Whilst I hadn’t trained for GODZone specifically, (not much preparation can occur in 6 days) but I was fit, strong and most importantly had total belief in my abilities that I would get through it.
It wasn’t the first time I’d done a crazy adventure off the cuff. My most recent was when I decided to cycle solo from the top of Scotland to the bottom of England on an old bike that cost $140. Although it was summer, it still snowed and my little tent that I pitched on the side of the road didn’t quite cut it! I warmed myself up by using hand driers in bathrooms of villages I rode through, even getting so desperate I padded myself with newspaper for insulation. It actually worked a treat along with the tin foil on my feet! So whilst this was a little more self inflicted, I knew that this experience would put me in good steed for dealing with some of the toughest terrain and weather New Zealand can throw at you. I love being outside my comfort zone and challenging myself to bigger and better things, and therefore I live by two sayings “The body will go where the mind wants it to” and “The magic of life exists outside your comfort zone.” So taking on GODZOne with 3 strangers on 6 days notice took me outside of my comfort zone, so I was super excited for the experience. I recently set up a business RE-IGNITE LIFE, which aims to help people tackle fears and doubt in achieving their dreams and goals. In achieving a big goal (such as competing in GODZone) you walk away with benefits that can never be taken away from you. And being true to myself, my business and my values, this was one of the reasons why I felt I just had to put my hand up to compete at GODZOne.

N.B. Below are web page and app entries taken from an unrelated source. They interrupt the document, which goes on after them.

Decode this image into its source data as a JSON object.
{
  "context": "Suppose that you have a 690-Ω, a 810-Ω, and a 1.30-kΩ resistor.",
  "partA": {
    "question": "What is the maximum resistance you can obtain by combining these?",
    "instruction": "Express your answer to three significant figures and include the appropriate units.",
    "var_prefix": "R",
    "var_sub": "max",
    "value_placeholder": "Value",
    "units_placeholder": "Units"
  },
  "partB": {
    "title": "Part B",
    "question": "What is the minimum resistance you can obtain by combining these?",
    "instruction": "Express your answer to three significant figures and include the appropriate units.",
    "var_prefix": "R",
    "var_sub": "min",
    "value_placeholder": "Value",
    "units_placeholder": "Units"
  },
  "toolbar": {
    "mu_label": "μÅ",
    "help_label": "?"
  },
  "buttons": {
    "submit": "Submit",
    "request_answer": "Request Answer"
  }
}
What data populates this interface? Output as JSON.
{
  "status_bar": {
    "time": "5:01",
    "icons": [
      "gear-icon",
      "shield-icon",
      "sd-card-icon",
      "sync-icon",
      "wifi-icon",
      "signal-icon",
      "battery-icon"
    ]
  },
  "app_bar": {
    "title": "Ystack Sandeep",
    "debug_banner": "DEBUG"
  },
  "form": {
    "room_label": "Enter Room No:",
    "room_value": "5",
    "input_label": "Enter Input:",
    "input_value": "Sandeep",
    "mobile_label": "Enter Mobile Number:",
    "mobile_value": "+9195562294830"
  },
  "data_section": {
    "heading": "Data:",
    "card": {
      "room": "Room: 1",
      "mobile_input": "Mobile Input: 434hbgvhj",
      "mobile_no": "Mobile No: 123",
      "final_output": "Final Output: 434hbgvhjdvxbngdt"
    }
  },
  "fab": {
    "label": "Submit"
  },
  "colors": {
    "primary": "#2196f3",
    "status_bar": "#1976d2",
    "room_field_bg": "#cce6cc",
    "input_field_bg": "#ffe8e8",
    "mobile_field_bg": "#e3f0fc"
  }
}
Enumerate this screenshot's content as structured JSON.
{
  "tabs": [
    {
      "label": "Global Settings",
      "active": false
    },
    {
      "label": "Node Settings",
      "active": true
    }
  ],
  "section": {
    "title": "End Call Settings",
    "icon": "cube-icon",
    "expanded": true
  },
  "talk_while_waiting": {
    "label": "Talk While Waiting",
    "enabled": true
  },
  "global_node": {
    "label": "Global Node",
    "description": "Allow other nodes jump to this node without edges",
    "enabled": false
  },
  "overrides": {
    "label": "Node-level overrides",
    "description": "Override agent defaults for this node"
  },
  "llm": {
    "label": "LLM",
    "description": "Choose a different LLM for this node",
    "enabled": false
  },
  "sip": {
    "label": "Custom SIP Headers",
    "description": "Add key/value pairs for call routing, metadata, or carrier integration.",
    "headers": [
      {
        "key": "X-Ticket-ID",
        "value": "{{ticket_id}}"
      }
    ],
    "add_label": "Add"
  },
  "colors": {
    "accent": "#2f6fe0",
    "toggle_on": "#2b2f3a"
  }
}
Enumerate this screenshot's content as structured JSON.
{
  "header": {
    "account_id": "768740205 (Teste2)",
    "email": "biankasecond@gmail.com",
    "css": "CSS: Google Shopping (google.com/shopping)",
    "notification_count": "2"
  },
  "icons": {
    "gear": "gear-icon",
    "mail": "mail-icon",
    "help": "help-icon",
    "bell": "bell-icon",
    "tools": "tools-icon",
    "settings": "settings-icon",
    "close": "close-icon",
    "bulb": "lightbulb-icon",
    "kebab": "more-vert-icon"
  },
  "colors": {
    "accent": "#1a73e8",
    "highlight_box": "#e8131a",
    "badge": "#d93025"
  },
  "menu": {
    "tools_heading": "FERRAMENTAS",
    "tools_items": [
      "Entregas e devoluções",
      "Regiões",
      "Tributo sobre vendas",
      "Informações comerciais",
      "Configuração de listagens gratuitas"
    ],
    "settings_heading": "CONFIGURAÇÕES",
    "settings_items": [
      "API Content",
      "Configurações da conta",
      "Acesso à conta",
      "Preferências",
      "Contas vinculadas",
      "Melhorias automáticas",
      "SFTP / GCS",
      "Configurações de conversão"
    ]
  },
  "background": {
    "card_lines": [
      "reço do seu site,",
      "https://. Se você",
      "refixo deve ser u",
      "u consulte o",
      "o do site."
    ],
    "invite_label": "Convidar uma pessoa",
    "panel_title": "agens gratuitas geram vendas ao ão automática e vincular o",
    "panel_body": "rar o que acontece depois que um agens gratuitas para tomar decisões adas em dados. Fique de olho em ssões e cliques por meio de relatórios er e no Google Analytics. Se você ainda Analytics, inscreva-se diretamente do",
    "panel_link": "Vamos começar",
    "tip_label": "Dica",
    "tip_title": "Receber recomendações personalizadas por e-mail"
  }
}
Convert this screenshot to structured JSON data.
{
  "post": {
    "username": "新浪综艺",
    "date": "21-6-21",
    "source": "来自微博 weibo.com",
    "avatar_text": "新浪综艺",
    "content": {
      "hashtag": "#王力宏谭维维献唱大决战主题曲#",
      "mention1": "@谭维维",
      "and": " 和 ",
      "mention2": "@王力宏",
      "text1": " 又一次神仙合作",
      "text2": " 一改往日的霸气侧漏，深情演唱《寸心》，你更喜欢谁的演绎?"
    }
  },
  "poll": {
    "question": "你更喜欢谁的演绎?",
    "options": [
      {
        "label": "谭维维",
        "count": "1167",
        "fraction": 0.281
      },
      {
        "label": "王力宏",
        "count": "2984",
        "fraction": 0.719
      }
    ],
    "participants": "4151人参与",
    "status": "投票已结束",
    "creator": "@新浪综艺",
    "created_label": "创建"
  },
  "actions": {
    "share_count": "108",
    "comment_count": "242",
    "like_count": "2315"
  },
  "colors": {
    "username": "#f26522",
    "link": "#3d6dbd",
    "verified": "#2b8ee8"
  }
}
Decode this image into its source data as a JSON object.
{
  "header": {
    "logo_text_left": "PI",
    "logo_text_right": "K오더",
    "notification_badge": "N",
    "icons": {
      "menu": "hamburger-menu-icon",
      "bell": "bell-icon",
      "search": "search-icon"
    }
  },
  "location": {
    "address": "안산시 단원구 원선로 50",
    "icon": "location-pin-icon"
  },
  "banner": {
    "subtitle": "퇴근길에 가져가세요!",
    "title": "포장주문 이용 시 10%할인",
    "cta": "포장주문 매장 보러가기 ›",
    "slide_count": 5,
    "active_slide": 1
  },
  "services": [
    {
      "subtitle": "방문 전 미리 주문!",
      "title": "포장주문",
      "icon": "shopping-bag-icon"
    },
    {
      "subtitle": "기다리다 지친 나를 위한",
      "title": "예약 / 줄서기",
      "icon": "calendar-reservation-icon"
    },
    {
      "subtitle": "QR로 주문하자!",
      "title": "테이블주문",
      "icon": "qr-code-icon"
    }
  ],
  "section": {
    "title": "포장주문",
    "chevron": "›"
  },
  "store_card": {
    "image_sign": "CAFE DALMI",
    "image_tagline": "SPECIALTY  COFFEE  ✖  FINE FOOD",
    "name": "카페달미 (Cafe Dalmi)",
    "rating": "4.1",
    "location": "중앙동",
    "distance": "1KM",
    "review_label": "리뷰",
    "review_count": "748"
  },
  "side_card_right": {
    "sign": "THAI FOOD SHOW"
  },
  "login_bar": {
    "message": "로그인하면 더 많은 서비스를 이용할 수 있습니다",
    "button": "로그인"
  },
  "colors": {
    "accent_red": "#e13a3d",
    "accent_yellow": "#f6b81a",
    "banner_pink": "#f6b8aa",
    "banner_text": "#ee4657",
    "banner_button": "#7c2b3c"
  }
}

Do you have any other impromptu adventures planned in 2014?
I am absolutely certain some adventures will pop up un-expectantly that I will jump into head first. I have actually looked ahead and am now training for GEOQUEST, a 48 hour Adventure Race in NSW which I’ll complete with the Tiger Adventure team in June. I’m also being trained by Matt Murphy, the star of the ESPN TV Series Search4Hurt in Obstacle Racing. We are preparing for the Aussie Championships (both the 10km and 24 hour course) and hopefully heading to America to take on the World Championships later in the year. This is a particular challenge for me as I’ve only ever completed in one Obstacle Course (London Tough Mudder) and this was in a very social manner, and to be ready for the world championships in September will mean going on a very exciting and challenging journey!
What was your favourite moment during the race?
I don’t really have a single favourite moment, but the amazing radiant, sparse, isolated beauty of the landscape we were racing through formed the backdrop of many great experiences.
However, there was one event during the mountain bike section that was a key enabler of our team and turning point of how we achieved what we did. We had set off to bike along Molesworth Station at 430am and the temperature was absolutely freezing. It was not helped by having wet shoes so they were so cold it felt like someone had clamped their teeth down on my toes – painful just doesn’t cut it! However at around 630am the sun started to rise. The heat it brought along with the stunning colours and scenery was inspiring. It was hard not to be awe struck and moved by such incredible scenery backed by a deep clear blue sky. The contrast between the cold and sore, and the warm and beautiful was intense, it energised my body making me feel like I had so much energy and excitement and felt so grateful to be part of the race. But this was also a time where one of the team was struck down with crippling cramps and zapped of energy and we all faced a tough decision to either stop or keep pushing on. Feeling invigorated I urged him to allow me to tow him so as a team we could keep going. After I got him on a tow rope, the team felt united and able to share our strengths and weaknesses; but it also made me personally feel strong, purposeful and proud to be able to assist the way in which I did.